▶ **PROBLEM DESCRIPTION**:
The response must reproduce every record below without alteration.

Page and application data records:
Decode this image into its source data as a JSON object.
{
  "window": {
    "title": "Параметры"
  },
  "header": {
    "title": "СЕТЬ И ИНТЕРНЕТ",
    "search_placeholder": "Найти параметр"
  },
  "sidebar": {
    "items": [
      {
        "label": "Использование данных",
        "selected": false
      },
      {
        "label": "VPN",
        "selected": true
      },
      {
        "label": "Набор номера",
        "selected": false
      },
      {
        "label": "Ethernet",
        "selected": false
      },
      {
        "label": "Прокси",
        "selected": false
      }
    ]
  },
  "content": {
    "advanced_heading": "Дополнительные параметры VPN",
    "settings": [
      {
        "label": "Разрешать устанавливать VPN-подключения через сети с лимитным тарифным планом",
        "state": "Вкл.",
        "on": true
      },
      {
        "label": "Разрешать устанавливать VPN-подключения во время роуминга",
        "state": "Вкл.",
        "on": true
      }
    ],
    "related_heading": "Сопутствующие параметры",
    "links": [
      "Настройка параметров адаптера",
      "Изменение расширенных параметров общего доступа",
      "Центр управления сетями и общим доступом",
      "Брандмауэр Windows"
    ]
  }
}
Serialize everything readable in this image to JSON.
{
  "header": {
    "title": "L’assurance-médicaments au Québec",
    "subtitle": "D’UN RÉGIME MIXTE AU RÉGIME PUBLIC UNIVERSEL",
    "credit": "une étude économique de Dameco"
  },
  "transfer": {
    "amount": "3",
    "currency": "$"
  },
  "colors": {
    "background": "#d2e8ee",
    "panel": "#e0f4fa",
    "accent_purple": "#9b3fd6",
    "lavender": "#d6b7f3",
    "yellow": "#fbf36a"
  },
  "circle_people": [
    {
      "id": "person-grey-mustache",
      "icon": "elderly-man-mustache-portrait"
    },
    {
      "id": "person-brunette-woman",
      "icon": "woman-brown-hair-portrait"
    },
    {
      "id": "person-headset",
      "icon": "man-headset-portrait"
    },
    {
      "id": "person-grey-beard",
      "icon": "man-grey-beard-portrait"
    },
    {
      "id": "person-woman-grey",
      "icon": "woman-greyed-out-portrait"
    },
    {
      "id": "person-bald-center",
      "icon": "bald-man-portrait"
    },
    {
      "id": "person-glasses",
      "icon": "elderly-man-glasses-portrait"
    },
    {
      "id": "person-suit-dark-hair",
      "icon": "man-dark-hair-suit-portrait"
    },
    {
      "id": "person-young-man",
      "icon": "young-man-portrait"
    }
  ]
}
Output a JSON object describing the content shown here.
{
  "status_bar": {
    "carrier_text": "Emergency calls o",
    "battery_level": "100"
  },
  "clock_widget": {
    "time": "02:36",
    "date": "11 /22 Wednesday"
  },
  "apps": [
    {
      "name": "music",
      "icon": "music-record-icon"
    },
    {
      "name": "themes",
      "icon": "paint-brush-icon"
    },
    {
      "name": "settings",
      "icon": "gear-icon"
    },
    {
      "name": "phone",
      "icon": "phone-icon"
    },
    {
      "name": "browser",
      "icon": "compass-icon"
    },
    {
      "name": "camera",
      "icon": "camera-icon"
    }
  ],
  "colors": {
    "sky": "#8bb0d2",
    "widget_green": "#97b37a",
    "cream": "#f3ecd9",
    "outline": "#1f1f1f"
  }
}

▶ **ANSWER BELOW**:
Decode this image into its source data as a JSON object.
{
  "window": {
    "title": "Параметры"
  },
  "header": {
    "title": "СЕТЬ И ИНТЕРНЕТ",
    "search_placeholder": "Найти параметр"
  },
  "sidebar": {
    "items": [
      {
        "label": "Использование данных",
        "selected": false
      },
      {
        "label": "VPN",
        "selected": true
      },
      {
        "label": "Набор номера",
        "selected": false
      },
      {
        "label": "Ethernet",
        "selected": false
      },
      {
        "label": "Прокси",
        "selected": false
      }
    ]
  },
  "content": {
    "advanced_heading": "Дополнительные параметры VPN",
    "settings": [
      {
        "label": "Разрешать устанавливать VPN-подключения через сети с лимитным тарифным планом",
        "state": "Вкл.",
        "on": true
      },
      {
        "label": "Разрешать устанавливать VPN-подключения во время роуминга",
        "state": "Вкл.",
        "on": true
      }
    ],
    "related_heading": "Сопутствующие параметры",
    "links": [
      "Настройка параметров адаптера",
      "Изменение расширенных параметров общего доступа",
      "Центр управления сетями и общим доступом",
      "Брандмауэр Windows"
    ]
  }
}
Serialize everything readable in this image to JSON.
{
  "header": {
    "title": "L’assurance-médicaments au Québec",
    "subtitle": "D’UN RÉGIME MIXTE AU RÉGIME PUBLIC UNIVERSEL",
    "credit": "une étude économique de Dameco"
  },
  "transfer": {
    "amount": "3",
    "currency": "$"
  },
  "colors": {
    "background": "#d2e8ee",
    "panel": "#e0f4fa",
    "accent_purple": "#9b3fd6",
    "lavender": "#d6b7f3",
    "yellow": "#fbf36a"
  },
  "circle_people": [
    {
      "id": "person-grey-mustache",
      "icon": "elderly-man-mustache-portrait"
    },
    {
      "id": "person-brunette-woman",
      "icon": "woman-brown-hair-portrait"
    },
    {
      "id": "person-headset",
      "icon": "man-headset-portrait"
    },
    {
      "id": "person-grey-beard",
      "icon": "man-grey-beard-portrait"
    },
    {
      "id": "person-woman-grey",
      "icon": "woman-greyed-out-portrait"
    },
    {
      "id": "person-bald-center",
      "icon": "bald-man-portrait"
    },
    {
      "id": "person-glasses",
      "icon": "elderly-man-glasses-portrait"
    },
    {
      "id": "person-suit-dark-hair",
      "icon": "man-dark-hair-suit-portrait"
    },
    {
      "id": "person-young-man",
      "icon": "young-man-portrait"
    }
  ]
}
Output a JSON object describing the content shown here.
{
  "status_bar": {
    "carrier_text": "Emergency calls o",
    "battery_level": "100"
  },
  "clock_widget": {
    "time": "02:36",
    "date": "11 /22 Wednesday"
  },
  "apps": [
    {
      "name": "music",
      "icon": "music-record-icon"
    },
    {
      "name": "themes",
      "icon": "paint-brush-icon"
    },
    {
      "name": "settings",
      "icon": "gear-icon"
    },
    {
      "name": "phone",
      "icon": "phone-icon"
    },
    {
      "name": "browser",
      "icon": "compass-icon"
    },
    {
      "name": "camera",
      "icon": "camera-icon"
    }
  ],
  "colors": {
    "sky": "#8bb0d2",
    "widget_green": "#97b37a",
    "cream": "#f3ecd9",
    "outline": "#1f1f1f"
  }
}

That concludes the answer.